US7045647Oct 2, 2001May 16, 2006Uniroyal Chemical Company, Inc.Synergistic mixture of a nitroxyl compound with a quinone alkide having an electron withdrawing group at the 7-position; purification of unsaturated compounds; effective during steady state and after shutoff; storage stability
US7473795Mar 7, 2006Jan 6, 2009Uniroyal Chemical Company, Inc.Blends of quinone alkide and nitroxyl compounds as polymerization inhibitors
US7553896Jun 17, 2005Jun 30, 2009Chemtura CorporationOrtho-nitrosophenols as polymerization inhibitors
US8128804Oct 31, 2008Mar 6, 2012Evonik Degussa GmbhProcess for stabilizing olefinically unsaturated monomers
US8298440 *Jun 3, 2010Oct 30, 2012General Electric CompanyMethods and compositions for inhibiting vinyl aromatic monomer polymerization

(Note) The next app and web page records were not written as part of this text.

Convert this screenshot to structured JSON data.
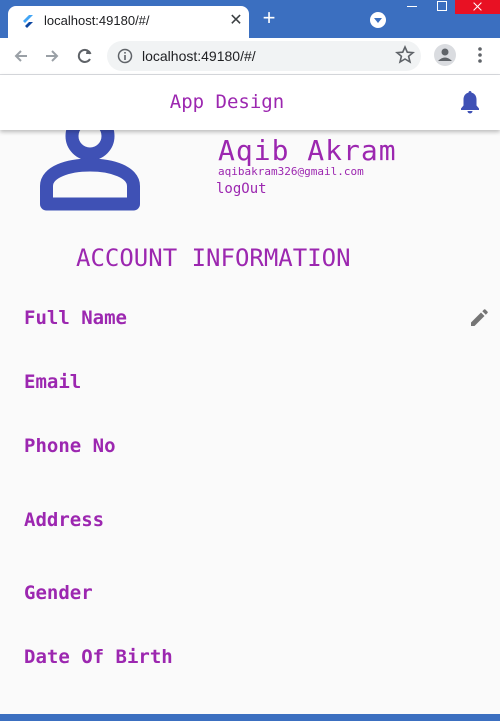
{
  "browser": {
    "tab_title": "localhost:49180/#/",
    "tab_close": "✕",
    "new_tab": "+",
    "url": "localhost:49180/#/"
  },
  "app": {
    "title": "App Design"
  },
  "profile": {
    "name": "Aqib Akram",
    "email": "aqibakram326@gmail.com",
    "logout_label": "logOut"
  },
  "account": {
    "section_title": "ACCOUNT INFORMATION",
    "fields": [
      {
        "label": "Full Name"
      },
      {
        "label": "Email"
      },
      {
        "label": "Phone No"
      },
      {
        "label": "Address"
      },
      {
        "label": "Gender"
      },
      {
        "label": "Date Of Birth"
      }
    ]
  },
  "colors": {
    "accent": "#9c27b0",
    "primary": "#3f51b5",
    "chrome_blue": "#3b6fc0"
  },
  "icons": [
    "flutter-favicon-icon",
    "back-icon",
    "forward-icon",
    "reload-icon",
    "info-icon",
    "star-icon",
    "profile-icon",
    "kebab-menu-icon",
    "bell-icon",
    "avatar-icon",
    "edit-icon"
  ]
}
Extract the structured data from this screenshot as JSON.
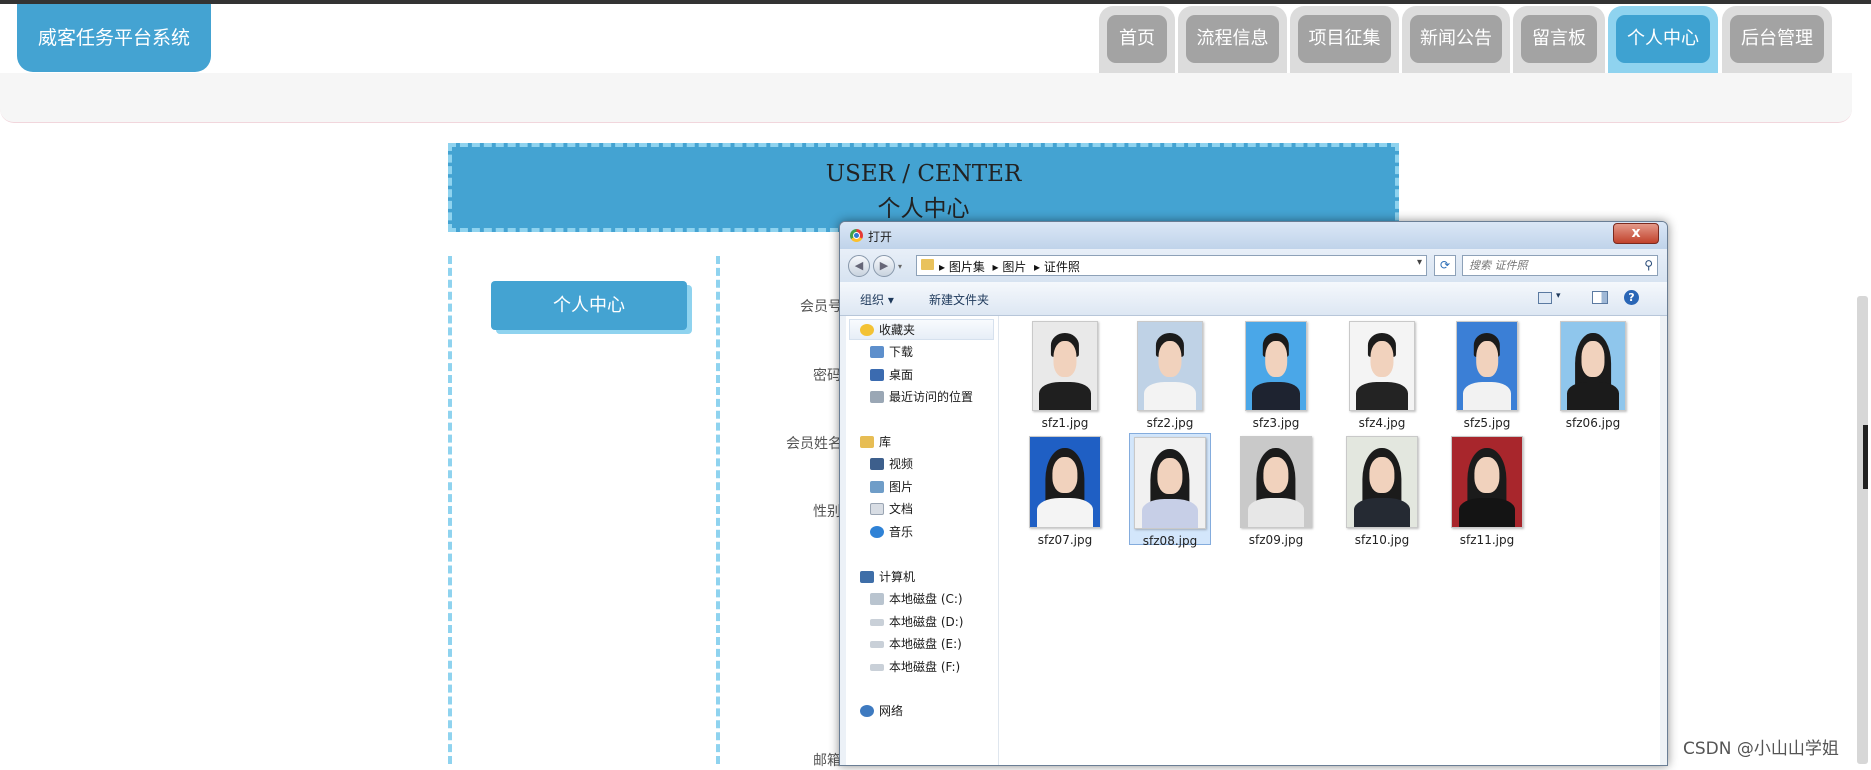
{
  "site": {
    "logo": "威客任务平台系统"
  },
  "nav": [
    {
      "label": "首页",
      "active": false
    },
    {
      "label": "流程信息",
      "active": false
    },
    {
      "label": "项目征集",
      "active": false
    },
    {
      "label": "新闻公告",
      "active": false
    },
    {
      "label": "留言板",
      "active": false
    },
    {
      "label": "个人中心",
      "active": true
    },
    {
      "label": "后台管理",
      "active": false
    }
  ],
  "banner": {
    "en": "USER / CENTER",
    "zh": "个人中心"
  },
  "sidebar": {
    "button": "个人中心"
  },
  "form_labels": [
    "会员号",
    "密码",
    "会员姓名",
    "性别",
    "邮箱"
  ],
  "dialog": {
    "title": "打开",
    "close": "x",
    "address": {
      "path": [
        "图片集",
        "图片",
        "证件照"
      ]
    },
    "search": {
      "placeholder": "搜索 证件照"
    },
    "toolbar": {
      "organize": "组织 ▾",
      "new_folder": "新建文件夹"
    },
    "nav": {
      "favorites": "收藏夹",
      "downloads": "下载",
      "desktop": "桌面",
      "recent": "最近访问的位置",
      "libraries": "库",
      "videos": "视频",
      "pictures": "图片",
      "documents": "文档",
      "music": "音乐",
      "computer": "计算机",
      "disk_c": "本地磁盘 (C:)",
      "disk_d": "本地磁盘 (D:)",
      "disk_e": "本地磁盘 (E:)",
      "disk_f": "本地磁盘 (F:)",
      "network": "网络"
    },
    "files": [
      {
        "name": "sfz1.jpg",
        "bg": "#e9e9e9",
        "body": "#1f1f1f",
        "hair": "short",
        "selected": false
      },
      {
        "name": "sfz2.jpg",
        "bg": "#bfd2e6",
        "body": "#f3f3f3",
        "hair": "short",
        "selected": false
      },
      {
        "name": "sfz3.jpg",
        "bg": "#4aa7e8",
        "body": "#1e2330",
        "hair": "short",
        "selected": false
      },
      {
        "name": "sfz4.jpg",
        "bg": "#f4f4f4",
        "body": "#232323",
        "hair": "short",
        "selected": false
      },
      {
        "name": "sfz5.jpg",
        "bg": "#3b7fd6",
        "body": "#f2f2f2",
        "hair": "short",
        "selected": false
      },
      {
        "name": "sfz06.jpg",
        "bg": "#8fc6ec",
        "body": "#1b1b1b",
        "hair": "long",
        "selected": false
      },
      {
        "name": "sfz07.jpg",
        "bg": "#1f5fc4",
        "body": "#f4f4f4",
        "hair": "long",
        "selected": false
      },
      {
        "name": "sfz08.jpg",
        "bg": "#f1f1f1",
        "body": "#c7cfe7",
        "hair": "long",
        "selected": true
      },
      {
        "name": "sfz09.jpg",
        "bg": "#c9c9c9",
        "body": "#e7e7e7",
        "hair": "long",
        "selected": false
      },
      {
        "name": "sfz10.jpg",
        "bg": "#e3e7df",
        "body": "#252a33",
        "hair": "long",
        "selected": false
      },
      {
        "name": "sfz11.jpg",
        "bg": "#a8262c",
        "body": "#141414",
        "hair": "long",
        "selected": false
      }
    ]
  },
  "watermark": "CSDN @小山山学姐"
}
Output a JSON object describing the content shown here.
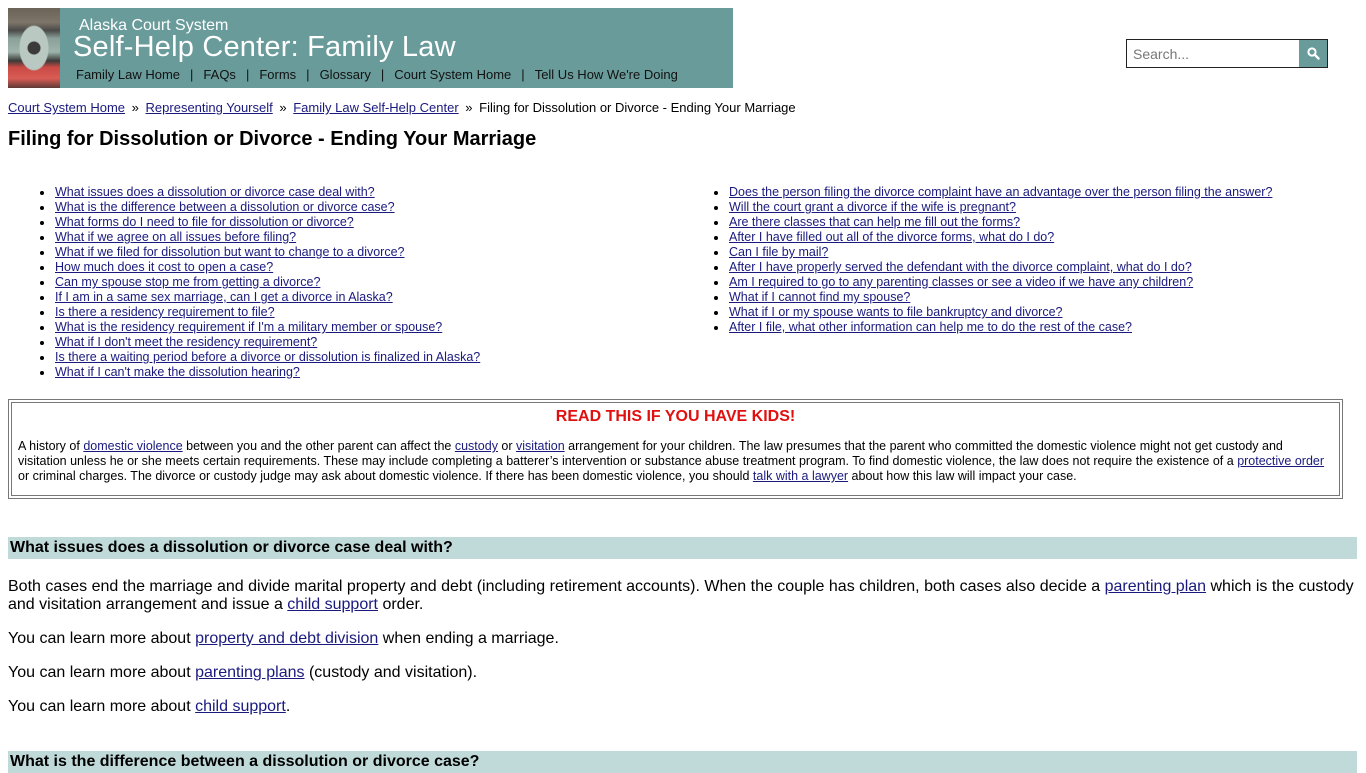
{
  "header": {
    "subtitle": "Alaska Court System",
    "title": "Self-Help Center: Family Law",
    "nav": [
      "Family Law Home",
      "FAQs",
      "Forms",
      "Glossary",
      "Court System Home",
      "Tell Us How We're Doing"
    ],
    "nav_separator": "|",
    "brand_color": "#6a9b9b"
  },
  "search": {
    "placeholder": "Search...",
    "value": "",
    "button_icon": "search-icon"
  },
  "breadcrumb": {
    "links": [
      "Court System Home",
      "Representing Yourself",
      "Family Law Self-Help Center"
    ],
    "separator": "»",
    "current": "Filing for Dissolution or Divorce - Ending Your Marriage"
  },
  "page_title": "Filing for Dissolution or Divorce - Ending Your Marriage",
  "questions_left": [
    "What issues does a dissolution or divorce case deal with?",
    "What is the difference between a dissolution or divorce case?",
    "What forms do I need to file for dissolution or divorce?",
    "What if we agree on all issues before filing?",
    "What if we filed for dissolution but want to change to a divorce?",
    "How much does it cost to open a case?",
    "Can my spouse stop me from getting a divorce?",
    "If I am in a same sex marriage, can I get a divorce in Alaska?",
    "Is there a residency requirement to file?",
    "What is the residency requirement if I'm a military member or spouse?",
    "What if I don't meet the residency requirement?",
    "Is there a waiting period before a divorce or dissolution is finalized in Alaska?",
    "What if I can't make the dissolution hearing?"
  ],
  "questions_right": [
    "Does the person filing the divorce complaint have an advantage over the person filing the answer?",
    "Will the court grant a divorce if the wife is pregnant?",
    "Are there classes that can help me fill out the forms?",
    "After I have filled out all of the divorce forms, what do I do?",
    "Can I file by mail?",
    "After I have properly served the defendant with the divorce complaint, what do I do?",
    "Am I required to go to any parenting classes or see a video if we have any children?",
    "What if I cannot find my spouse?",
    "What if I or my spouse wants to file bankruptcy and divorce?",
    "After I file, what other information can help me to do the rest of the case?"
  ],
  "kids_box": {
    "title": "READ THIS IF YOU HAVE KIDS!",
    "title_color": "#e01010",
    "t1": "A history of ",
    "l1": "domestic violence",
    "t2": " between you and the other parent can affect the ",
    "l2": "custody",
    "t3": " or ",
    "l3": "visitation",
    "t4": " arrangement for your children. The law presumes that the parent who committed the domestic violence might not get custody and visitation unless he or she meets certain requirements. These may include completing a batterer’s intervention or substance abuse treatment program. To find domestic violence, the law does not require the existence of a ",
    "l4": "protective order",
    "t5": " or criminal charges. The divorce or custody judge may ask about domestic violence. If there has been domestic violence, you should ",
    "l5": "talk with a lawyer",
    "t6": " about how this law will impact your case."
  },
  "section1": {
    "heading": "What issues does a dissolution or divorce case deal with?",
    "p1_t1": "Both cases end the marriage and divide marital property and debt (including retirement accounts). When the couple has children, both cases also decide a ",
    "p1_l1": "parenting plan",
    "p1_t2": " which is the custody and visitation arrangement and issue a ",
    "p1_l2": "child support",
    "p1_t3": " order.",
    "p2_t1": "You can learn more about ",
    "p2_l1": "property and debt division",
    "p2_t2": " when ending a marriage.",
    "p3_t1": "You can learn more about ",
    "p3_l1": "parenting plans",
    "p3_t2": " (custody and visitation).",
    "p4_t1": "You can learn more about ",
    "p4_l1": "child support",
    "p4_t2": "."
  },
  "section2": {
    "heading": "What is the difference between a dissolution or divorce case?"
  },
  "colors": {
    "section_heading_bg": "#c0d9d9",
    "link": "#1a1a7e"
  }
}
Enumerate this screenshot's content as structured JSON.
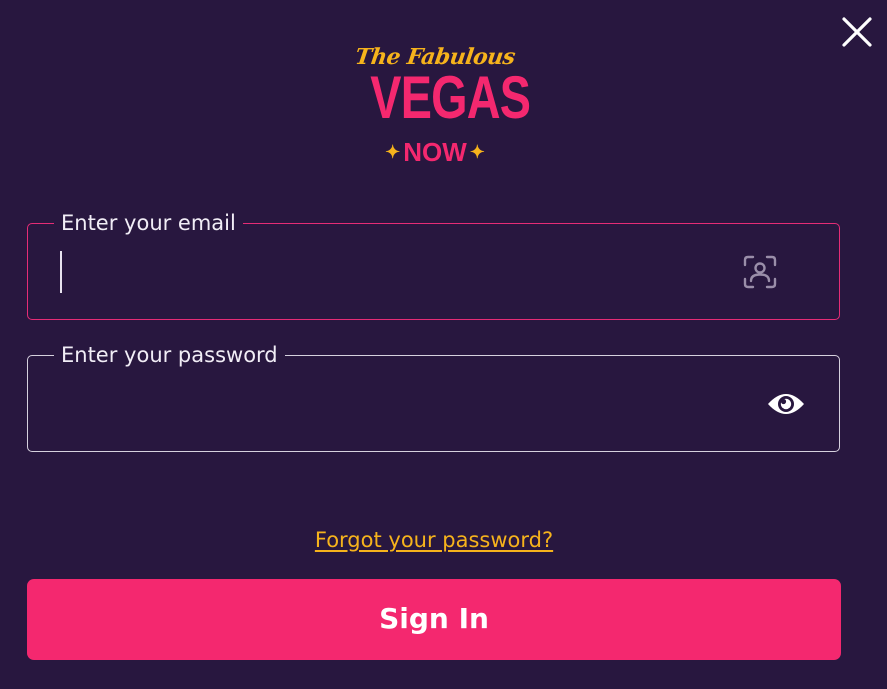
{
  "colors": {
    "background": "#28173f",
    "accent_pink": "#f4286f",
    "accent_gold": "#f6b31c",
    "text": "#f1edf6"
  },
  "close": {
    "icon": "close-icon"
  },
  "logo": {
    "script_text": "The Fabulous",
    "main_text": "VEGAS",
    "sub_text": "NOW",
    "star_glyph": "✦"
  },
  "email_field": {
    "label": "Enter your email",
    "value": "",
    "icon": "face-scan-icon"
  },
  "password_field": {
    "label": "Enter your password",
    "value": "",
    "icon": "eye-icon"
  },
  "forgot_link": "Forgot your password?",
  "signin_button": "Sign In"
}
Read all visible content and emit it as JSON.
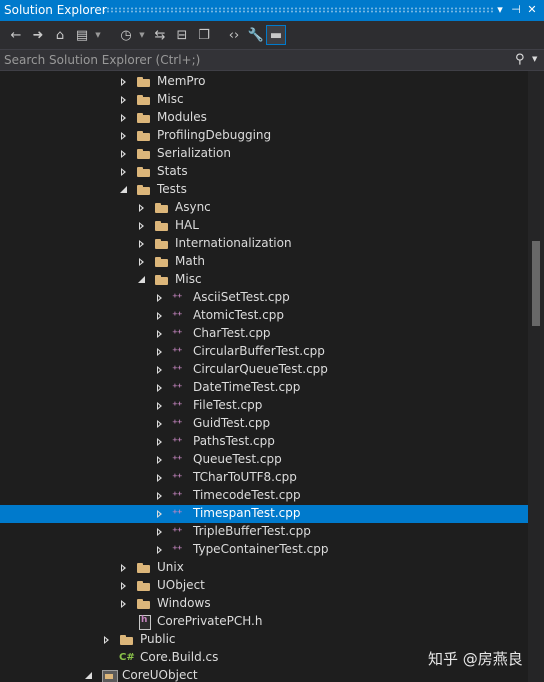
{
  "window": {
    "title": "Solution Explorer",
    "pin_icon": "pin-icon",
    "close_icon": "close-icon"
  },
  "toolbar": {
    "buttons": [
      {
        "name": "back-button",
        "icon": "arrow-left-icon",
        "glyph": "←"
      },
      {
        "name": "forward-button",
        "icon": "arrow-right-icon",
        "glyph": "➜"
      },
      {
        "name": "home-button",
        "icon": "home-icon",
        "glyph": "⌂"
      },
      {
        "name": "switch-views-button",
        "icon": "switch-views-icon",
        "glyph": "▤"
      },
      {
        "name": "pending-changes-button",
        "icon": "clock-icon",
        "glyph": "◷"
      },
      {
        "name": "sync-button",
        "icon": "sync-icon",
        "glyph": "⇆"
      },
      {
        "name": "collapse-all-button",
        "icon": "collapse-all-icon",
        "glyph": "⊟"
      },
      {
        "name": "show-all-files-button",
        "icon": "files-icon",
        "glyph": "❐"
      },
      {
        "name": "view-code-button",
        "icon": "code-icon",
        "glyph": "‹›"
      },
      {
        "name": "properties-button",
        "icon": "wrench-icon",
        "glyph": "🔧"
      },
      {
        "name": "preview-button",
        "icon": "preview-icon",
        "glyph": "▬"
      }
    ]
  },
  "search": {
    "placeholder": "Search Solution Explorer (Ctrl+;)",
    "value": ""
  },
  "tree": {
    "items": [
      {
        "label": "MemPro",
        "level": 3,
        "type": "folder",
        "state": "collapsed"
      },
      {
        "label": "Misc",
        "level": 3,
        "type": "folder",
        "state": "collapsed"
      },
      {
        "label": "Modules",
        "level": 3,
        "type": "folder",
        "state": "collapsed"
      },
      {
        "label": "ProfilingDebugging",
        "level": 3,
        "type": "folder",
        "state": "collapsed"
      },
      {
        "label": "Serialization",
        "level": 3,
        "type": "folder",
        "state": "collapsed"
      },
      {
        "label": "Stats",
        "level": 3,
        "type": "folder",
        "state": "collapsed"
      },
      {
        "label": "Tests",
        "level": 3,
        "type": "folder",
        "state": "expanded"
      },
      {
        "label": "Async",
        "level": 4,
        "type": "folder",
        "state": "collapsed"
      },
      {
        "label": "HAL",
        "level": 4,
        "type": "folder",
        "state": "collapsed"
      },
      {
        "label": "Internationalization",
        "level": 4,
        "type": "folder",
        "state": "collapsed"
      },
      {
        "label": "Math",
        "level": 4,
        "type": "folder",
        "state": "collapsed"
      },
      {
        "label": "Misc",
        "level": 4,
        "type": "folder",
        "state": "expanded"
      },
      {
        "label": "AsciiSetTest.cpp",
        "level": 5,
        "type": "cpp",
        "state": "collapsed"
      },
      {
        "label": "AtomicTest.cpp",
        "level": 5,
        "type": "cpp",
        "state": "collapsed"
      },
      {
        "label": "CharTest.cpp",
        "level": 5,
        "type": "cpp",
        "state": "collapsed"
      },
      {
        "label": "CircularBufferTest.cpp",
        "level": 5,
        "type": "cpp",
        "state": "collapsed"
      },
      {
        "label": "CircularQueueTest.cpp",
        "level": 5,
        "type": "cpp",
        "state": "collapsed"
      },
      {
        "label": "DateTimeTest.cpp",
        "level": 5,
        "type": "cpp",
        "state": "collapsed"
      },
      {
        "label": "FileTest.cpp",
        "level": 5,
        "type": "cpp",
        "state": "collapsed"
      },
      {
        "label": "GuidTest.cpp",
        "level": 5,
        "type": "cpp",
        "state": "collapsed"
      },
      {
        "label": "PathsTest.cpp",
        "level": 5,
        "type": "cpp",
        "state": "collapsed"
      },
      {
        "label": "QueueTest.cpp",
        "level": 5,
        "type": "cpp",
        "state": "collapsed"
      },
      {
        "label": "TCharToUTF8.cpp",
        "level": 5,
        "type": "cpp",
        "state": "collapsed"
      },
      {
        "label": "TimecodeTest.cpp",
        "level": 5,
        "type": "cpp",
        "state": "collapsed"
      },
      {
        "label": "TimespanTest.cpp",
        "level": 5,
        "type": "cpp",
        "state": "collapsed",
        "selected": true
      },
      {
        "label": "TripleBufferTest.cpp",
        "level": 5,
        "type": "cpp",
        "state": "collapsed"
      },
      {
        "label": "TypeContainerTest.cpp",
        "level": 5,
        "type": "cpp",
        "state": "collapsed"
      },
      {
        "label": "Unix",
        "level": 3,
        "type": "folder",
        "state": "collapsed"
      },
      {
        "label": "UObject",
        "level": 3,
        "type": "folder",
        "state": "collapsed"
      },
      {
        "label": "Windows",
        "level": 3,
        "type": "folder",
        "state": "collapsed"
      },
      {
        "label": "CorePrivatePCH.h",
        "level": 3,
        "type": "header",
        "state": "none"
      },
      {
        "label": "Public",
        "level": 2,
        "type": "folder",
        "state": "collapsed"
      },
      {
        "label": "Core.Build.cs",
        "level": 2,
        "type": "cs",
        "state": "none"
      },
      {
        "label": "CoreUObject",
        "level": 1,
        "type": "project",
        "state": "expanded"
      }
    ]
  },
  "colors": {
    "selection": "#007acc",
    "folder": "#dcb67a",
    "cpp": "#c586c0",
    "cs": "#8bc34a"
  },
  "watermark": "知乎 @房燕良"
}
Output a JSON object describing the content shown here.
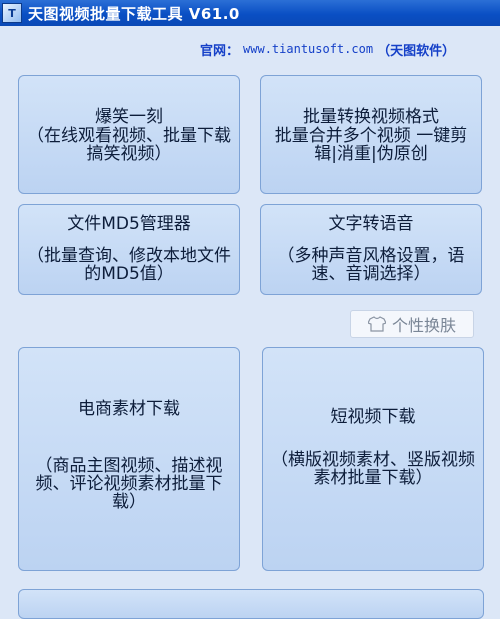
{
  "window": {
    "icon_text": "T",
    "title": "天图视频批量下载工具 V61.0"
  },
  "site": {
    "prefix": "官网：",
    "url": "www.tiantusoft.com",
    "suffix": "（天图软件）"
  },
  "cards": [
    {
      "title": "爆笑一刻",
      "desc": "（在线观看视频、批量下载搞笑视频）"
    },
    {
      "title": "批量转换视频格式",
      "desc": "批量合并多个视频 一键剪辑|消重|伪原创"
    },
    {
      "title": "文件MD5管理器",
      "desc": "（批量查询、修改本地文件的MD5值）"
    },
    {
      "title": "文字转语音",
      "desc": "（多种声音风格设置，语速、音调选择）"
    },
    {
      "title": "电商素材下载",
      "desc": "（商品主图视频、描述视频、评论视频素材批量下载）"
    },
    {
      "title": "短视频下载",
      "desc": "（横版视频素材、竖版视频素材批量下载）"
    }
  ],
  "skin": {
    "label": "个性换肤",
    "icon": "shirt-icon"
  },
  "colors": {
    "titlebar": "#0a4fc4",
    "background": "#dce7f7",
    "card": "#c6daf5",
    "link": "#1540c8"
  }
}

US8809431Jan 3, 2012Aug 19, 2014Evonik Degussa GmbhProcess for stabilizing olefinically unsaturated monomers
US20110297878 *Jun 3, 2010Dec 8, 2011General Electric CompanyMethods and compositions for inhibiting vinyl aromatic monomer polymerization
DE102007052891A1Nov 2, 2007May 7, 2009Evonik Degussa GmbhVerfahren zur Stabilisierung von olefinisch ungesättigten Monomeren
EP2055691A1Sep 25, 2008May 6, 2009Evonik Degussa GmbHMethod for stabilising olefinically unsaturated monomers
WO1999048996A1 *Feb 10, 1999Sep 30, 1999Betzdearborn IncCompositions and methods for inhibiting vinyl aromatic monomer polymerization
WO2011152961A2 *May 10, 2011Dec 8, 2011General Electric CompanyMethods and compositions for inhibiting vinyl aromatic monomer polymerization
Classifications
U.S. Classification203/9, 203/91, 203/51, 585/952, 585/2
International ClassificationB01D3/34, C07C7/20
Cooperative ClassificationB01D3/34, C07C7/20, Y10S585/952
European ClassificationC07C7/20, B01D3/34
Legal Events
DateCodeEventDescription
May 5, 1986ASAssignment
Owner name: CHEVRON RESEARCH COMPANY, SAN FRANCISCO, CA. A COR
Free format text: ASSIGNMENT OF ASSIGNORS INTEREST.;ASSIGNOR:GULF RESEARCH AND DEVELOPMENT COMPANY, A CORP. OF DE.;REEL/FRAME:004610/0801
Effective date: 19860423
Free format text: ASSIGNMENT OF ASSIGNORS INTEREST;ASSIGNOR:GULF RESEARCH AND DEVELOPMENT COMPANY, A CORP. OF DE.;REEL/FRAME:004610/0801